Despite the name, Carrie Newcomer is far from, well, a newcomer. With more than 15 albums behind her, and a career stretching back 25 years, she’s both a performer and writer – of both songs and books – and even a US cultural ambassador, and has toured with the likes of Alison Krauss and Mary Chapin Carpenter. So as you might expect, this set (her debut for Germany’s Stockfisch label) is a mature, soulful album, beautifully recorded along with a large supporting group of musicians that cleverly showcase Newcomer’s rich, warm voice amidst what the label calls ‘a warm, autumnal glow’. It’s just the sort of ‘audiophile’ singer-songwriter album you might imagine, and I can see it cropping up in more than a few demonstrations.
A. Everard (Music); P. Miller (Lab)  |  Aug 01, 2015
Cassandra Wilson will need no introduction to most audiophiles as the singer is a demonstration-room favourite, and it’s not hard to hear why in this latest album – Wilson’s homage to Billie Holiday.
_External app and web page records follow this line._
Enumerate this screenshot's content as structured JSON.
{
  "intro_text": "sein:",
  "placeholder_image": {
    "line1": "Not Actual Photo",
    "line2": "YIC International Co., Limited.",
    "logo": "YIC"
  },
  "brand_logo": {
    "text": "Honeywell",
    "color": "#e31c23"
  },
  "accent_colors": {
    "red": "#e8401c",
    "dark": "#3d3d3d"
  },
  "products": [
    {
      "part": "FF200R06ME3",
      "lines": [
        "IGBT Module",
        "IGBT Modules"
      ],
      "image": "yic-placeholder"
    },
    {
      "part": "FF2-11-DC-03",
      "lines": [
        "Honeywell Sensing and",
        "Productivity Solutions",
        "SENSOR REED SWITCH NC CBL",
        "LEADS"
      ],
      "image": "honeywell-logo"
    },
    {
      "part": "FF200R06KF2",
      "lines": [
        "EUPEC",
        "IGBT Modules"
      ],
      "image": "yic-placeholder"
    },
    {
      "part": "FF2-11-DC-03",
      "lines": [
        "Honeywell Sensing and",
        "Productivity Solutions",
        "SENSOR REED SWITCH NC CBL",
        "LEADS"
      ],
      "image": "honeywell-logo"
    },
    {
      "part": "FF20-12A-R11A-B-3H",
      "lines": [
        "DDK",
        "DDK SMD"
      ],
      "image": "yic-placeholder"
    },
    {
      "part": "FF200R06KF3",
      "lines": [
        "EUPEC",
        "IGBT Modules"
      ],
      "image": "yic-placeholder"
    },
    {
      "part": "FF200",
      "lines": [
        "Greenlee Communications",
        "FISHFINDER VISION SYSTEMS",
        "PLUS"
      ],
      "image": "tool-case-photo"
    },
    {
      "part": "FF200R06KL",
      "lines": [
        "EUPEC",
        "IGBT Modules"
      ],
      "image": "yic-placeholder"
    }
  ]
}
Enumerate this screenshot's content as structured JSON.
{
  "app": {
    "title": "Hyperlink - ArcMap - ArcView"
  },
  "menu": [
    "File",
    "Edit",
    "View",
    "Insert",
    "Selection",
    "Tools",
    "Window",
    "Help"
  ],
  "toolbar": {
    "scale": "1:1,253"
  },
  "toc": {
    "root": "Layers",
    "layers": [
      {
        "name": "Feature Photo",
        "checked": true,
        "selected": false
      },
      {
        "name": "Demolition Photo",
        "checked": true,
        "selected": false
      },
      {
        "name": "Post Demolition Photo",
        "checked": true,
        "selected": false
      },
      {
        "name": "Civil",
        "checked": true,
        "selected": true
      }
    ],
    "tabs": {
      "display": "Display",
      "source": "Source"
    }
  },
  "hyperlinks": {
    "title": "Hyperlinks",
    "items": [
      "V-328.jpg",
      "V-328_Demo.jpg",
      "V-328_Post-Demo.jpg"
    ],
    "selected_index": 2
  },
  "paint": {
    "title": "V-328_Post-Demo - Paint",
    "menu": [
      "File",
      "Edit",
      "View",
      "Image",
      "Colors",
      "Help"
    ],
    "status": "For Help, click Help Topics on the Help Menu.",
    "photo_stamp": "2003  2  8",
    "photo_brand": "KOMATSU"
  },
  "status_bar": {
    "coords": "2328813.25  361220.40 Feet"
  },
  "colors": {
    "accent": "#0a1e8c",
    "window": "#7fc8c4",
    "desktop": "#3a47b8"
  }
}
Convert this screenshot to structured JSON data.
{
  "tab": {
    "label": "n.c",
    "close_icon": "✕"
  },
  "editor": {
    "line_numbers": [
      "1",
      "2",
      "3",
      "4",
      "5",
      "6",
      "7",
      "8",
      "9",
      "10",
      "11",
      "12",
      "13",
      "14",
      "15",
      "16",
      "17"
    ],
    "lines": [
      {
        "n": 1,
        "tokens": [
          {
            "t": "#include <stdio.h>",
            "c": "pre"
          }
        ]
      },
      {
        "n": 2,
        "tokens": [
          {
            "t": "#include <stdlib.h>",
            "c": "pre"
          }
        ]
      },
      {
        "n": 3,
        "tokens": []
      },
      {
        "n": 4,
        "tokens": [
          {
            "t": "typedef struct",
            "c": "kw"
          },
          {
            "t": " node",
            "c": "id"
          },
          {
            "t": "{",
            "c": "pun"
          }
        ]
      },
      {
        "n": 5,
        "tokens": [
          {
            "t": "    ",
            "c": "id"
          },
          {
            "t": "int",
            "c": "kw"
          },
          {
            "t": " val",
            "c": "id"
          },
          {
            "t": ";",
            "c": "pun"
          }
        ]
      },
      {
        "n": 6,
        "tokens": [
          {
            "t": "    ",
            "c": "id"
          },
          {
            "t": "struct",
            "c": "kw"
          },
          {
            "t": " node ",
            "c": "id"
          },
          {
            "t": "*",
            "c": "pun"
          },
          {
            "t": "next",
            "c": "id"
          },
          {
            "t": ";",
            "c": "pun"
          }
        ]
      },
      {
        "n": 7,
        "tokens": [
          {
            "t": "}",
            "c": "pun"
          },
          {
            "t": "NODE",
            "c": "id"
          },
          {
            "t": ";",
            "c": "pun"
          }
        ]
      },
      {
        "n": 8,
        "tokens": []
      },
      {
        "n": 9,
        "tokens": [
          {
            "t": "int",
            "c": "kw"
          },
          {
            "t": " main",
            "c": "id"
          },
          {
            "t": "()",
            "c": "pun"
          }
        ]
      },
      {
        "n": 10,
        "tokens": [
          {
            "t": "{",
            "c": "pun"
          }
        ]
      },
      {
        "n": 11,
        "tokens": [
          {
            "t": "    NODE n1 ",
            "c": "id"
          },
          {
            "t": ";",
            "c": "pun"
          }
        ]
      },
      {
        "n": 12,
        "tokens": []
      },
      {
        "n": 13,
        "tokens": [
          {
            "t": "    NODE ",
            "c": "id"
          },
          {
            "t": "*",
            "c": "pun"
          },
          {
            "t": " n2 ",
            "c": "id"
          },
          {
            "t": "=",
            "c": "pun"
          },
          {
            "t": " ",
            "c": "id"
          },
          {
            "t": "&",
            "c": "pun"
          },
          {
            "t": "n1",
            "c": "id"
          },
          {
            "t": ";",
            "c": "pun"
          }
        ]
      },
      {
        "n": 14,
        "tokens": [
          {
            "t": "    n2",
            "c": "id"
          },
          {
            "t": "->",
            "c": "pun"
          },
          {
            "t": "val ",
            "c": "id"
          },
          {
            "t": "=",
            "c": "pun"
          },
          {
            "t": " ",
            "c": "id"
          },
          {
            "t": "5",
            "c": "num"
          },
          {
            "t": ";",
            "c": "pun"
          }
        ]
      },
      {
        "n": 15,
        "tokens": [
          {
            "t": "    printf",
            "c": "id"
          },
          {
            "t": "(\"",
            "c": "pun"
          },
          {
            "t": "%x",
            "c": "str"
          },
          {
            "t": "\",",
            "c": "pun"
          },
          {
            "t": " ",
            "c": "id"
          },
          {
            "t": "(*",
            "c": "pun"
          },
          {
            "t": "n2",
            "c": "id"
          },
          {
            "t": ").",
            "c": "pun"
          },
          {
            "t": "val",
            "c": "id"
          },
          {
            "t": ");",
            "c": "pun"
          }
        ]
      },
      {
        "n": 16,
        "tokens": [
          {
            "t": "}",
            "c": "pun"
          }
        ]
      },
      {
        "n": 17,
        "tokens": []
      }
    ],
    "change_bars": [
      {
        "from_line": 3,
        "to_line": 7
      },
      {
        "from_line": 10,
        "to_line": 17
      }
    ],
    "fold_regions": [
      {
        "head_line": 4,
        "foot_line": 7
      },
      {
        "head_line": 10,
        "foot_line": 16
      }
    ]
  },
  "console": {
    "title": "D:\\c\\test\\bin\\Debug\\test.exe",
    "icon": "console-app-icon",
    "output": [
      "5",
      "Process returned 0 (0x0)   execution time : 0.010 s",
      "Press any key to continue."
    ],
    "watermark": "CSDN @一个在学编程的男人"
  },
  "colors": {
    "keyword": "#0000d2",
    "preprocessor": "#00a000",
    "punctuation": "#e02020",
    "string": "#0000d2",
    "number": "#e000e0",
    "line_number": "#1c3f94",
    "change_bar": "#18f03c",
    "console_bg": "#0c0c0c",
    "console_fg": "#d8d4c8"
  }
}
Wilson’s voice is close-focused and centre-stage, and the instrumentation captured with every detail intact, from the sparse backing to ‘I’ll Be Seeing You’ to the cinematic orchestra on ‘Strange Fruit’. The roster of musicians is also pretty impressive: production is by Nick Launay, T Bone Burnett adds guitar, and Van Dyke Parks wrote the string arrangements. And yet there’s something oddly one-note here as too many of these standards sound slow and mournful, while the Bond-esque orchestra on ‘Strange Fruit’ is at odds with the subject matter.
C. Breunig (Music); P. Miller (Lab)  |  Apr 05, 2017
96kHz/24-bit, FLAC; CDA68133 (supplied by www. hyperion-records. co. uk) Vol 1 in this survey of the major solo piano works was my Sep ’16 Album Choice.